What is being asked – What lines in the following entries hold the word "this"? Copy each one.

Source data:
******************************

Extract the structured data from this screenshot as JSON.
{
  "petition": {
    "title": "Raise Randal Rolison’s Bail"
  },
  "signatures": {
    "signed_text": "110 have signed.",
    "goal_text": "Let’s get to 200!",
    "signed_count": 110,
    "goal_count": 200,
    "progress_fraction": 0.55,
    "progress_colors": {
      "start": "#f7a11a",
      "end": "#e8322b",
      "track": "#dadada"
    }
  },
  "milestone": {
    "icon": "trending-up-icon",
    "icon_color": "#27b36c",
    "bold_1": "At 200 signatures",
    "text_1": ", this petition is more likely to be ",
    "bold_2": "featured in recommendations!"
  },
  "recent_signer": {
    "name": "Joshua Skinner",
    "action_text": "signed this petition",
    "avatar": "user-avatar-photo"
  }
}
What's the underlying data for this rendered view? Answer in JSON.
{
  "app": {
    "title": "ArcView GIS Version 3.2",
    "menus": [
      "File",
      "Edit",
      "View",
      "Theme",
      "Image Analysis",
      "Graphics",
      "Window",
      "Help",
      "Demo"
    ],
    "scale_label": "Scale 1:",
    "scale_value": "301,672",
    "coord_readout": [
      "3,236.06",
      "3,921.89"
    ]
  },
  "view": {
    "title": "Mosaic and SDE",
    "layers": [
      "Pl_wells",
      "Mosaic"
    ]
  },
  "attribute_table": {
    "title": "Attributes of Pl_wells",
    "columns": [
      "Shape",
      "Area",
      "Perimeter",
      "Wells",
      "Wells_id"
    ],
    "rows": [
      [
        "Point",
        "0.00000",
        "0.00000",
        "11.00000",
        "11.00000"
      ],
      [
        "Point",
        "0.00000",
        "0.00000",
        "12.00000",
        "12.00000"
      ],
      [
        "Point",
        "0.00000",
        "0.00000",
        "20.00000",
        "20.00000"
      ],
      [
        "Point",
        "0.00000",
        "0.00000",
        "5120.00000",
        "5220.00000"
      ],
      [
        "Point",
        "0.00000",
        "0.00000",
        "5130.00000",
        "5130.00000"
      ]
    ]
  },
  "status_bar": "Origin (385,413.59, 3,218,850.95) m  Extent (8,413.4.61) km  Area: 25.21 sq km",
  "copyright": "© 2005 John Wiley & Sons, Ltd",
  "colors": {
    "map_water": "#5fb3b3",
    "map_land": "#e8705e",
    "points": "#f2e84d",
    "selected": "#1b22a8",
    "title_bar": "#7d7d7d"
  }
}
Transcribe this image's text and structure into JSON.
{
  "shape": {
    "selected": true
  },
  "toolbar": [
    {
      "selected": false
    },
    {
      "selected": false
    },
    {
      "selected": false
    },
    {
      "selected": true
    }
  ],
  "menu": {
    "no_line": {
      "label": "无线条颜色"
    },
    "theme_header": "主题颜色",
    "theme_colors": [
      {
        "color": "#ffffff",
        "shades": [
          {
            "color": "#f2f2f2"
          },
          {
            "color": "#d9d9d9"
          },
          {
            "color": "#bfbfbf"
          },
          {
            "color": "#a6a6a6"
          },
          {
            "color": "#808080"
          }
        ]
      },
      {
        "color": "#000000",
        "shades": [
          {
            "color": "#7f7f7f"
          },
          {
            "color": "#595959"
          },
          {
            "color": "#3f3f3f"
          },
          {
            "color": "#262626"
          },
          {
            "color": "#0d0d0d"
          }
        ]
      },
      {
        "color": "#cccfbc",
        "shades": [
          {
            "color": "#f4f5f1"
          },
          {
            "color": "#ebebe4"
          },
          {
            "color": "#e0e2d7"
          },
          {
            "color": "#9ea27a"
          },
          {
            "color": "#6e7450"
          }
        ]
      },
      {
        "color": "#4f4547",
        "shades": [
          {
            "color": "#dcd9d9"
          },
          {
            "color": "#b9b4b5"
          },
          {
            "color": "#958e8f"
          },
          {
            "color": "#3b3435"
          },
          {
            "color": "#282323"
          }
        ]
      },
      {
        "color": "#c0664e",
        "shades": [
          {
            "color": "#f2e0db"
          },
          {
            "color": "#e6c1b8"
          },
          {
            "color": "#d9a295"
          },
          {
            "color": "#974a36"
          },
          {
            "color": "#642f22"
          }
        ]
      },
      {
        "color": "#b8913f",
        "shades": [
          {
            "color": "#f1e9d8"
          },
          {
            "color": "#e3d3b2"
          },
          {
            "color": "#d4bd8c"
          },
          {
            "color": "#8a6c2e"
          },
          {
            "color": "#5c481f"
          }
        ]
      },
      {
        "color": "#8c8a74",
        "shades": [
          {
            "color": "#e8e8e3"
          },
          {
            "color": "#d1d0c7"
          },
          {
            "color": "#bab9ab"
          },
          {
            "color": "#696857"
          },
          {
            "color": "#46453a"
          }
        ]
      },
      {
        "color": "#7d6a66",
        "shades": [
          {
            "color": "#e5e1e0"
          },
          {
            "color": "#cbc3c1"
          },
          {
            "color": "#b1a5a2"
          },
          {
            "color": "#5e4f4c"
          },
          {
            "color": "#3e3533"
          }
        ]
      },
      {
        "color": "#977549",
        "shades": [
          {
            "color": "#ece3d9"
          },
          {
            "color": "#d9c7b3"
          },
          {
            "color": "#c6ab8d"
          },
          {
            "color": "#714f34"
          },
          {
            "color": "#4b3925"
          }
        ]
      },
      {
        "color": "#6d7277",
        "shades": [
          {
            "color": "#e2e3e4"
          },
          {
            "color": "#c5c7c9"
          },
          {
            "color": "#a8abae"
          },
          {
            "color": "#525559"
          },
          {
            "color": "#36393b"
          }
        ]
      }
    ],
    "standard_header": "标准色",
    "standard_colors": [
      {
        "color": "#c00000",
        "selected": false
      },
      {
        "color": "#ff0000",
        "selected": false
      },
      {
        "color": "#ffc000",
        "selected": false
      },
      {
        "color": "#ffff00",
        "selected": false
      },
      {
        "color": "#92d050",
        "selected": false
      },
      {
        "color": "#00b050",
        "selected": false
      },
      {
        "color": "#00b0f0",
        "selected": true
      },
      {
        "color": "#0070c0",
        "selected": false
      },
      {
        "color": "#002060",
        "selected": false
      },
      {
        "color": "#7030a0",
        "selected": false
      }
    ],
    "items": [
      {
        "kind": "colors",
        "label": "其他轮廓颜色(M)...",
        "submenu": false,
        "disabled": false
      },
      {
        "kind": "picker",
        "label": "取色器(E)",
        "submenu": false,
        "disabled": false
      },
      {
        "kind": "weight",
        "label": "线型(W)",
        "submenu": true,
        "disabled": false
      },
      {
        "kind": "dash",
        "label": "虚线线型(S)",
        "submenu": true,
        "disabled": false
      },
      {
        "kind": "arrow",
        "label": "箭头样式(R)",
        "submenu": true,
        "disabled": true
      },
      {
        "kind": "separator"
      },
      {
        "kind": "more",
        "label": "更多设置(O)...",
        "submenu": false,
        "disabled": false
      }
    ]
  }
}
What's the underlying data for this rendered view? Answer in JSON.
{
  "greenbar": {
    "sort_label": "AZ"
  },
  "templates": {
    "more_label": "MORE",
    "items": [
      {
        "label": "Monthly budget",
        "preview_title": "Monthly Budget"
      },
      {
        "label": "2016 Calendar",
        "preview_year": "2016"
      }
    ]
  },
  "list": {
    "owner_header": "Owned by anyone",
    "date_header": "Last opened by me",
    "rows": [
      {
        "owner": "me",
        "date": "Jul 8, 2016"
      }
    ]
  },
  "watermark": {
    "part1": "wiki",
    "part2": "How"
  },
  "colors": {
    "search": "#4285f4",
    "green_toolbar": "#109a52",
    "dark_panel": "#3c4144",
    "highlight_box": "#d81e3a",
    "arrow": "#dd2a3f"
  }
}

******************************

Answer box –
Extract the structured data from this screenshot as JSON.
    "text_1": ", this petition is more likely to be ",
    "action_text": "signed this petition",
What's the underlying data for this rendered view? Answer in JSON.
Transcribe this image's text and structure into JSON.
What's the underlying data for this rendered view? Answer in JSON.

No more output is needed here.